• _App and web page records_
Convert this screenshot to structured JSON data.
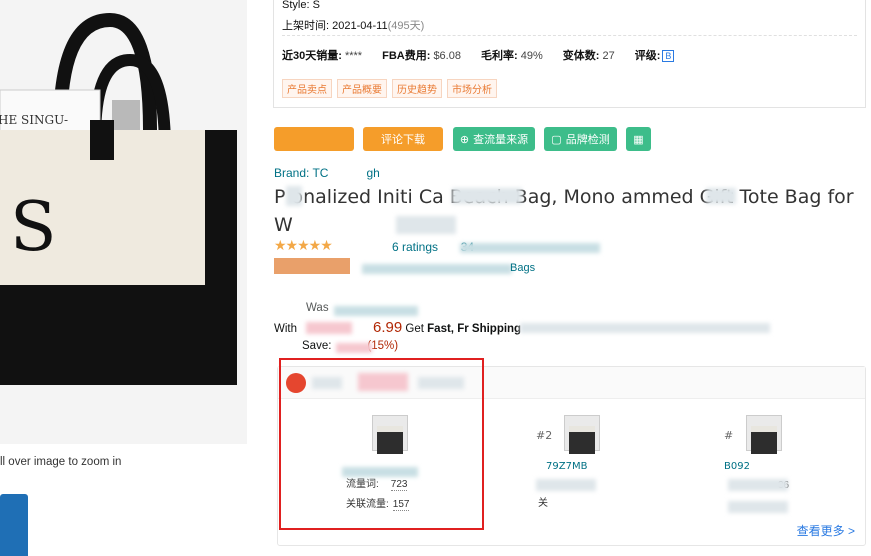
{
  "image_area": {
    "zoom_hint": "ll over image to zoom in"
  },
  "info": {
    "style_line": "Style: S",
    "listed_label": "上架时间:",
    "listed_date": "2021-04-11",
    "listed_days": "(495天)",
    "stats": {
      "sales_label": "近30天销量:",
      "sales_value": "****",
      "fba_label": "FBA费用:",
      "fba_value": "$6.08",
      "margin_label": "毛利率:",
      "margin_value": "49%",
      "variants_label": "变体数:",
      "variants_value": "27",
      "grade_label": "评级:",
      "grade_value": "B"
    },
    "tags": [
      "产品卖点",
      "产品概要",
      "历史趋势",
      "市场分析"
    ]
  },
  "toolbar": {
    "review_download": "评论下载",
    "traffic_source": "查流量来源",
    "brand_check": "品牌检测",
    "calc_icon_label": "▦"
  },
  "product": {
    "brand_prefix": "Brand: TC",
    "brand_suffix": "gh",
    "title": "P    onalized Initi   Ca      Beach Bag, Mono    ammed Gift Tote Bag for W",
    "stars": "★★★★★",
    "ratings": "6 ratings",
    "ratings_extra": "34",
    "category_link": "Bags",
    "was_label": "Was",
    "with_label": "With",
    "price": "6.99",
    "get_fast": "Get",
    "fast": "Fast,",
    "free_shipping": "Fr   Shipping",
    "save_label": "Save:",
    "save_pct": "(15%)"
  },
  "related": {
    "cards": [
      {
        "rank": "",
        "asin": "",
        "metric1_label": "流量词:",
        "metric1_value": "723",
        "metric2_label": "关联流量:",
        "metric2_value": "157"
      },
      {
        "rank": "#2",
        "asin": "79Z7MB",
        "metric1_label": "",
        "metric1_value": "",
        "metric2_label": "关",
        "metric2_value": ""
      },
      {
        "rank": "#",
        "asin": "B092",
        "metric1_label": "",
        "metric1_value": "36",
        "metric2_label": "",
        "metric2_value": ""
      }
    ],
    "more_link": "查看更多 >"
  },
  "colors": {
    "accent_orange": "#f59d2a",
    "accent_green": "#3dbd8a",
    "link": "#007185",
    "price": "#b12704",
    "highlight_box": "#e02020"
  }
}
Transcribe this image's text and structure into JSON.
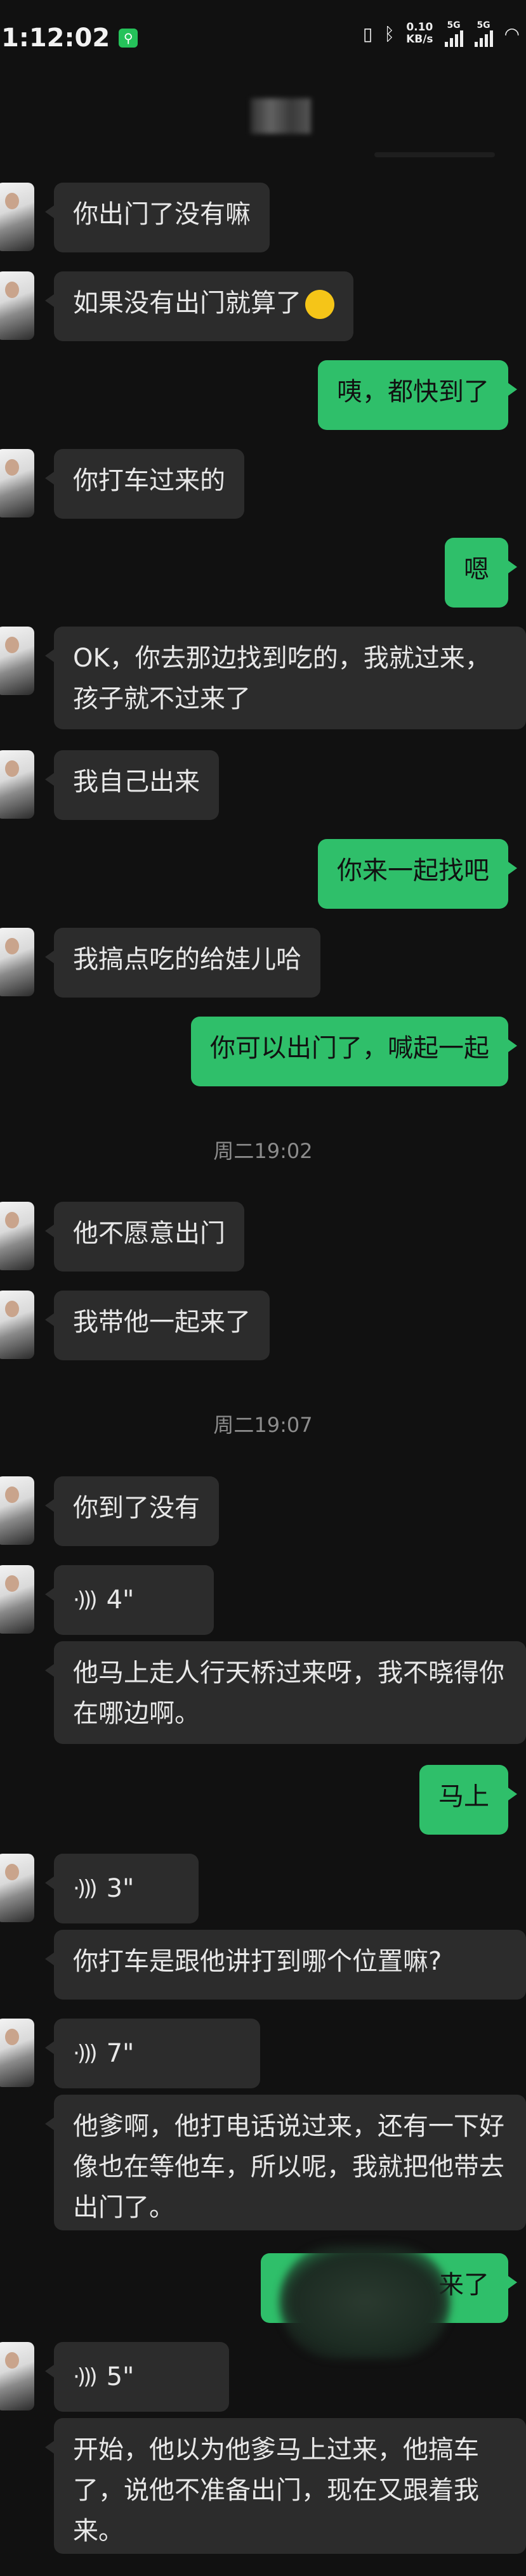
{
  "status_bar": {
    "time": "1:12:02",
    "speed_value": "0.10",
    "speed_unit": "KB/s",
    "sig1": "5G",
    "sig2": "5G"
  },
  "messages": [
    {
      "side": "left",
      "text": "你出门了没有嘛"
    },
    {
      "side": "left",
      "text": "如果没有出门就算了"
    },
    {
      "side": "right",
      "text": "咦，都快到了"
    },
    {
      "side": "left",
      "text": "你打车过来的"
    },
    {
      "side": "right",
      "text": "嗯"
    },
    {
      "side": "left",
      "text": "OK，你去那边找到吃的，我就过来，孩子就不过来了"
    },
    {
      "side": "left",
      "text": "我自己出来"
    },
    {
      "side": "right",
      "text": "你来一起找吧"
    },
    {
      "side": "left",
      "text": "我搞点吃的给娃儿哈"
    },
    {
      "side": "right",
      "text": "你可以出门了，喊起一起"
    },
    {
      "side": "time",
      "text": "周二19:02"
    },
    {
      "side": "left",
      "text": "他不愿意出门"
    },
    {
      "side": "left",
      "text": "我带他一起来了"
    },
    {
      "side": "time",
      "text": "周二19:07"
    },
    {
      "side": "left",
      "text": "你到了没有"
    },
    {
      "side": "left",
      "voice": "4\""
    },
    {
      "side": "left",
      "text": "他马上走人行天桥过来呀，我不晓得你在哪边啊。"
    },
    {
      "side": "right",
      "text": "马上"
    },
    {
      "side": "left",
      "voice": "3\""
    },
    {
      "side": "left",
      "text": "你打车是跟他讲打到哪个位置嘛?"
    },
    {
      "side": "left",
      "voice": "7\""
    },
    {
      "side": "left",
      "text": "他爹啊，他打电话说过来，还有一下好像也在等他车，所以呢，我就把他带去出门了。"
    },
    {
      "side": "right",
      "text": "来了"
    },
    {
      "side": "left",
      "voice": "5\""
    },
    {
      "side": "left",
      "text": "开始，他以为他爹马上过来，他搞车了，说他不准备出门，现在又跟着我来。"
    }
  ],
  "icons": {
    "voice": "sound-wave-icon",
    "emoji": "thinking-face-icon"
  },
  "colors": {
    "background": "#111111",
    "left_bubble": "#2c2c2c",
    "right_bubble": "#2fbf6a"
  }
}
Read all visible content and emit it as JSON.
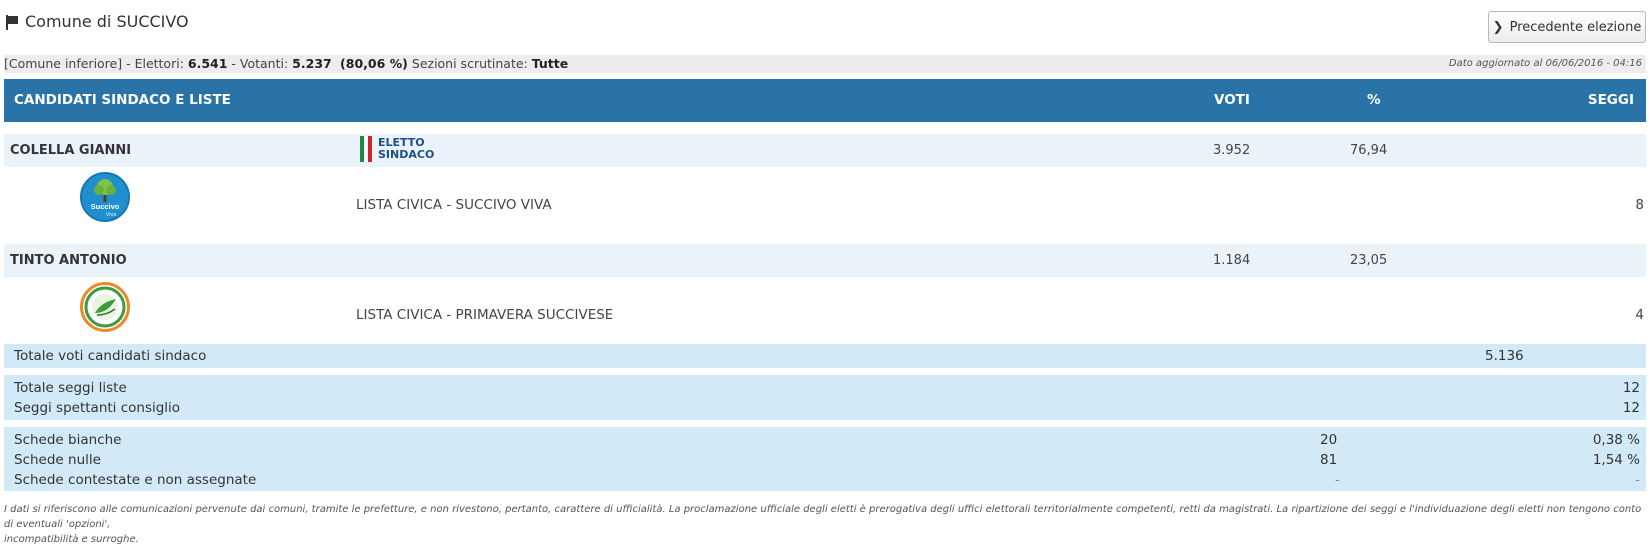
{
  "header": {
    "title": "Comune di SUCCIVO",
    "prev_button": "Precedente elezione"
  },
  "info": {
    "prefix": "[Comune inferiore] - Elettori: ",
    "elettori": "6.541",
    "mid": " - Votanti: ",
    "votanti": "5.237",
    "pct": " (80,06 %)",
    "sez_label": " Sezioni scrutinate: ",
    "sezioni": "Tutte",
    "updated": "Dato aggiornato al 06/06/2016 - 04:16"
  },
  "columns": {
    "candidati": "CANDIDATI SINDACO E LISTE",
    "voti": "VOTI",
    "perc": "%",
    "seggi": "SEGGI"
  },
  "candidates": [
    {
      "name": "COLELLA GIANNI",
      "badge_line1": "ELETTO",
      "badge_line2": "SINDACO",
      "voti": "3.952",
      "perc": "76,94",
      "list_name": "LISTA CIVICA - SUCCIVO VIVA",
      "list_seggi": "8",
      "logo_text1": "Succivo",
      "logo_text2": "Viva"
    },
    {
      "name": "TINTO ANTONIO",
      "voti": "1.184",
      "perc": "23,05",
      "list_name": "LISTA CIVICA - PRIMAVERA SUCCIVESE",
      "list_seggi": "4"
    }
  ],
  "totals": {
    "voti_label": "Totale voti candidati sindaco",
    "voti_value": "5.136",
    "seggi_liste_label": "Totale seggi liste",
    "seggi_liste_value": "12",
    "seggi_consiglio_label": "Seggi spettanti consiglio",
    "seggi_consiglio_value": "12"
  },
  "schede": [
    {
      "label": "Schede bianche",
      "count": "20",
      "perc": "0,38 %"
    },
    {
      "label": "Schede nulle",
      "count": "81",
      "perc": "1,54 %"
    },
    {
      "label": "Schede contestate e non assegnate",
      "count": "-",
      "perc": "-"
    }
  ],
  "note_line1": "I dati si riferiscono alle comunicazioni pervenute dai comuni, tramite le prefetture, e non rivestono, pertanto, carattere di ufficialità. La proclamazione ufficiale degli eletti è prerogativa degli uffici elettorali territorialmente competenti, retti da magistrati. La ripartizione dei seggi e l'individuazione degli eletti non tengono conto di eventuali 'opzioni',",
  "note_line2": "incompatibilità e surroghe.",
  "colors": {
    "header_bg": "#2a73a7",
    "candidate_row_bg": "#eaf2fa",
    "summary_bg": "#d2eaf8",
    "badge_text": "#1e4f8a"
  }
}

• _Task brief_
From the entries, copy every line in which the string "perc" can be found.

• _Written response_
    "perc": "%",
      "perc": "76,94",
      "perc": "23,05",
      "perc": "0,38 %"
      "perc": "1,54 %"
      "perc": "-"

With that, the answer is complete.